Problems With the Lottery Industry

A lottery is an arrangement in which people pay a small amount of money for the chance to win a prize. Prizes are generally cash or goods. Some examples include lottery tickets, automobiles, college scholarships, units in a subsidized housing complex, and kindergarten placements at a reputable public school.

A key issue with lotteries is that their revenues typically expand dramatically after they begin and then level off or decline, requiring constant introduction of new games in order to maintain or increase them. This is especially true for state lotteries, where revenue growth has slowed and the industry has turned increasingly to the use of video games and keno to keep revenues up.

Another issue is the tendency for players to overestimate their skill in winning a lottery, even when the outcome of the lottery is entirely left up to chance. This illusion of control is common for all gamblers, and it can be found in a variety of settings. For example, many people believe that they can improve their chances of winning by purchasing tickets that contain their own numbers.

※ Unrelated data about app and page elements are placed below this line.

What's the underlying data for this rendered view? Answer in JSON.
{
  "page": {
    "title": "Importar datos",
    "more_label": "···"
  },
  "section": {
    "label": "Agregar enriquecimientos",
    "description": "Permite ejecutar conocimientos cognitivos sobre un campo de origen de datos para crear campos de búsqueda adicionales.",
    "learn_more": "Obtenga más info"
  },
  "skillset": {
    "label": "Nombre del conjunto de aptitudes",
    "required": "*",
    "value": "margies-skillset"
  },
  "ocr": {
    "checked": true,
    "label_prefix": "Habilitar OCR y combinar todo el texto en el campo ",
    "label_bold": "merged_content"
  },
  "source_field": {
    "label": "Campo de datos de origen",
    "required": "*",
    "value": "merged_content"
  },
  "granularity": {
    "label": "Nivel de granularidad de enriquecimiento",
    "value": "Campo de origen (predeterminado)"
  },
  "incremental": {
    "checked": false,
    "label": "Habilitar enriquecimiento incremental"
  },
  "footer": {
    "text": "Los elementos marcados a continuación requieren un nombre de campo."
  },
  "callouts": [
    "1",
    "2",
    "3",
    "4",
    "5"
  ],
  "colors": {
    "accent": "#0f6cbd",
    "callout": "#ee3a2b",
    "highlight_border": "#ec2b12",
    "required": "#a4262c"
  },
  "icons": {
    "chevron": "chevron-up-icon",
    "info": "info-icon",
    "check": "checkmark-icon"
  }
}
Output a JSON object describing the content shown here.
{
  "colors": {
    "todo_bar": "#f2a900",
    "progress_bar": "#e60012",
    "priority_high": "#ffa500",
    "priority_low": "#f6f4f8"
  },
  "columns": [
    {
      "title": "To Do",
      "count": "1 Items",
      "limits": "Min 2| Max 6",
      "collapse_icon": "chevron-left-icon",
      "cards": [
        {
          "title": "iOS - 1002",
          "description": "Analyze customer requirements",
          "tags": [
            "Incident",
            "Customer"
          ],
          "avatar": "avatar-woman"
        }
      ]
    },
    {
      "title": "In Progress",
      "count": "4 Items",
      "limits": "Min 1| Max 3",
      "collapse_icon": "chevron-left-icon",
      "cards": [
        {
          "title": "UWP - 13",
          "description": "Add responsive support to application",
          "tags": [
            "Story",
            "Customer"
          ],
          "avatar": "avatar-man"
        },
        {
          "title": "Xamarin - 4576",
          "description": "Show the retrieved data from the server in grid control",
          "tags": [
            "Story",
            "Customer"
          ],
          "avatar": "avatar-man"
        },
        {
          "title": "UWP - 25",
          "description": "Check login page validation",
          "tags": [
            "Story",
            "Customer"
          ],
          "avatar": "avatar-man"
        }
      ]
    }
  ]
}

Historically, lotteries have played a central role in raising funds for government projects. One of the earliest public lotteries was run by John Hancock in 1748 to help finance Boston’s Faneuil Hall, and George Washington used a lottery to raise funds for a road over a mountain pass in Virginia. In the 1800s, religious and moral sensibilities began to turn against gambling of all kinds, and that is part of what led to prohibition.